Also, Happy New Year everyone!

Re: Sequels strife

Posted: Wed Jan 06, 2021 6:38 pm
by Elestan
Borgie wrote: Wed Jan 06, 2021 5:34 pmForgive me if this was already made clear: is renaming "Ghosts of the Precursors" due to legal issues (or even because it links to the lawsuit) or because they just didn't like the name?
It's due to legal issues; Stardock was claiming that they had associated the name with Stardock's trademark, and therefore couldn't use it.

Stardock might or might not have won that argument if it had gone to court, but regardless, it was something P&F chose to concede in the settlement.

Re: Sequels strife

Posted: Thu Jan 07, 2021 1:47 pm
by Draxas
Borgie wrote: Wed Jan 06, 2021 5:34 pmMy own opinion about F&P making no progress... doing nothing with your property doesn't mean it belongs to someone else. As much as I'd love for F&P to make the sequel, we can't just say "you took too long, now it's mine". That's now how ownership of property works. I'm sure there are some legal nuances here, for or against. Once again, my opinion.
You're right that it doesn't work this way. However, if that interval of doing nothing is long enough (though I'm not sure how long exactly, but I think it's something like 75 years?), there is an argument to be made that the work is now public domain and anyone can use it freely. I'm not sure video games as a medium are even old enough to qualify yet, so that's not really a risk. Trademarks, however, I think will lapse much more quickly (though again, I don't know the specifics and can't even guess in this case).

Re: Sequels strife

Posted: Thu Jan 07, 2021 2:52 pm
by Elestan
Draxas wrote: Thu Jan 07, 2021 1:47 pmif that interval of doing nothing is long enough (though I'm not sure how long exactly, but I think it's something like 75 years?), there is an argument to be made that the work is now public domain and anyone can use it freely.
In the U.S., copyright for joint works or works for hire (which would include SC) lasts for 95 years after first publication. So there's a long time to go.
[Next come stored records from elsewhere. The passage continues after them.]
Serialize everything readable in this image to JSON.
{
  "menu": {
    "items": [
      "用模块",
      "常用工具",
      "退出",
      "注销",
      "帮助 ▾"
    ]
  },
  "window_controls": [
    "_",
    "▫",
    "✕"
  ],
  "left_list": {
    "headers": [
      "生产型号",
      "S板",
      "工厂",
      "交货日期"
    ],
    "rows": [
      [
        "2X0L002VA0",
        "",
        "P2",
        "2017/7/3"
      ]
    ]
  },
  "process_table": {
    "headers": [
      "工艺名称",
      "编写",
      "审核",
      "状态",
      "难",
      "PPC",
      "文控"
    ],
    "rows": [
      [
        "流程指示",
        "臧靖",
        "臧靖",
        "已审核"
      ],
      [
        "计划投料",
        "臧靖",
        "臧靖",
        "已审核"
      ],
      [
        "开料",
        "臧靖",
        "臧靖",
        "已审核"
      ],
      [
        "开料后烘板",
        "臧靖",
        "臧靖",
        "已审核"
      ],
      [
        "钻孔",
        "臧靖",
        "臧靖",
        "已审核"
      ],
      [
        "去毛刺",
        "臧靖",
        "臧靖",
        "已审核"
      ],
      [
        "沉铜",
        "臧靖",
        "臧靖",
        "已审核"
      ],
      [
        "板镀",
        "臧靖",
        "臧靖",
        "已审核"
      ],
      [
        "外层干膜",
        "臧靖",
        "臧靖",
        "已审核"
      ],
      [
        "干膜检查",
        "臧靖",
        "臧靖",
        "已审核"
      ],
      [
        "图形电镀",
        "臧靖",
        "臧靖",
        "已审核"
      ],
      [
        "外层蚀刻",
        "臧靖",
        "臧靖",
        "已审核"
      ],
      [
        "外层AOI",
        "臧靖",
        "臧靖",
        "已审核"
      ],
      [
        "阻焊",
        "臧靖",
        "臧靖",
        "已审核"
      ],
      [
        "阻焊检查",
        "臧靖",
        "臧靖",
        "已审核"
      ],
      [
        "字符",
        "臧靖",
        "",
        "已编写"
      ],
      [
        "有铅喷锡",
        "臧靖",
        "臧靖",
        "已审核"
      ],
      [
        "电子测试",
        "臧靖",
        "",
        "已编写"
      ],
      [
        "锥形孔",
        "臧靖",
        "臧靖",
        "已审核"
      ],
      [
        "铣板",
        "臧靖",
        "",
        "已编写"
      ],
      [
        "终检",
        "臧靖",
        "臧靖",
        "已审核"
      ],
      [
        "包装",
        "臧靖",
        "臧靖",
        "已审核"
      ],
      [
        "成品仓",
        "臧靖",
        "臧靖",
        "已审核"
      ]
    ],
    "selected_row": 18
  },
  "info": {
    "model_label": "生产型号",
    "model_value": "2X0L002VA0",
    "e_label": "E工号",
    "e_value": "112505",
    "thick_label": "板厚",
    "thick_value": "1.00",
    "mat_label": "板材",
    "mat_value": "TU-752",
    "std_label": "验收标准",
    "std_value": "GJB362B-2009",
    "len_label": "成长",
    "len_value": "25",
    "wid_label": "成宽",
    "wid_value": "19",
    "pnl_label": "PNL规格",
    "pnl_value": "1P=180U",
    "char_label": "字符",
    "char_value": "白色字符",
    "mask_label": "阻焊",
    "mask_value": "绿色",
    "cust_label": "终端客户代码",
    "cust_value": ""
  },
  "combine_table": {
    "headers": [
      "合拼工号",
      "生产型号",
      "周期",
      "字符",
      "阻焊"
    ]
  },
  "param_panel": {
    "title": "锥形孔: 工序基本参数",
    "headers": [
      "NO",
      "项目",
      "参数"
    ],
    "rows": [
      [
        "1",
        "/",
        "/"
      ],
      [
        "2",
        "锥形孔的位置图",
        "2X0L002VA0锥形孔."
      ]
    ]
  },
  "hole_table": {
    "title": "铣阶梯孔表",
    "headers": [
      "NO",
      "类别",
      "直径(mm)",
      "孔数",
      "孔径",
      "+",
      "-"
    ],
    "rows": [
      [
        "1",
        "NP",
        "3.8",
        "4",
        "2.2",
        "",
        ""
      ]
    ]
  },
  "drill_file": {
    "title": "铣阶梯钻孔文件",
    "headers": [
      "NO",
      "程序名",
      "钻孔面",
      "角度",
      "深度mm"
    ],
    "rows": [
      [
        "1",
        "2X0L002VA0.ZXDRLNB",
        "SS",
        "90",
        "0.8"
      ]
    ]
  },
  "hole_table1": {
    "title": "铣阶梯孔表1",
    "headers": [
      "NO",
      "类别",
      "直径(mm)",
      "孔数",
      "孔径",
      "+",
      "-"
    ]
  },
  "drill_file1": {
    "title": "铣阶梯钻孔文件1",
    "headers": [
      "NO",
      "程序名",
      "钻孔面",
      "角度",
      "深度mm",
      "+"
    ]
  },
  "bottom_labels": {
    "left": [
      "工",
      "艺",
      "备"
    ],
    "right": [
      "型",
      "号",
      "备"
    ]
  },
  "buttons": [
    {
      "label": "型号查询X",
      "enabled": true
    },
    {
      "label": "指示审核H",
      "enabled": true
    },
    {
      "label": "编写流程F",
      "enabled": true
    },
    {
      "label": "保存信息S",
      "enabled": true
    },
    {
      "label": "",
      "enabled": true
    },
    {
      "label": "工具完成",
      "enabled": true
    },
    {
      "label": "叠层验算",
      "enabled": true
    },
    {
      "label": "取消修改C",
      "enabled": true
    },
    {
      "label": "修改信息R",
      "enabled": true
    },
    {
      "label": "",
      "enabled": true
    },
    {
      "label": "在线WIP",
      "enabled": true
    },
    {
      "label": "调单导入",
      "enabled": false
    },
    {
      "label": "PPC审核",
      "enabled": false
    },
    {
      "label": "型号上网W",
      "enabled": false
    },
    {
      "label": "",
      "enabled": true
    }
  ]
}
I would actually prefer that copyright be considerably shorter, but that's what we have right now.

Trademarks need to be renewed every ten years, but the company must keep then in use, or show at least an intent to use them, and has an obligation to defend them (i.e. keep other people from using them), or else they become vulnerable. One of the arguments in the court case was that Atari had neglected the use of the trademark for so long that it lapsed before Stardock bought it.

Re: Sequels strife

Posted: Fri Jan 08, 2021 9:50 am
by krulle
Copyright for 95 years, lex Disney. (Otherwise the original Mickey Mouse (as depicted in Steamboat Willy) would've become public domain.
The US is an exception for that. (https://en.wikipedia.org/wiki/Copyright ... es#History )

It's unusual that a character is being used commercially and successfully over such a long time.
Usually the creator would've been dead and not receive the income anymore.
But ownership by corporations changed that.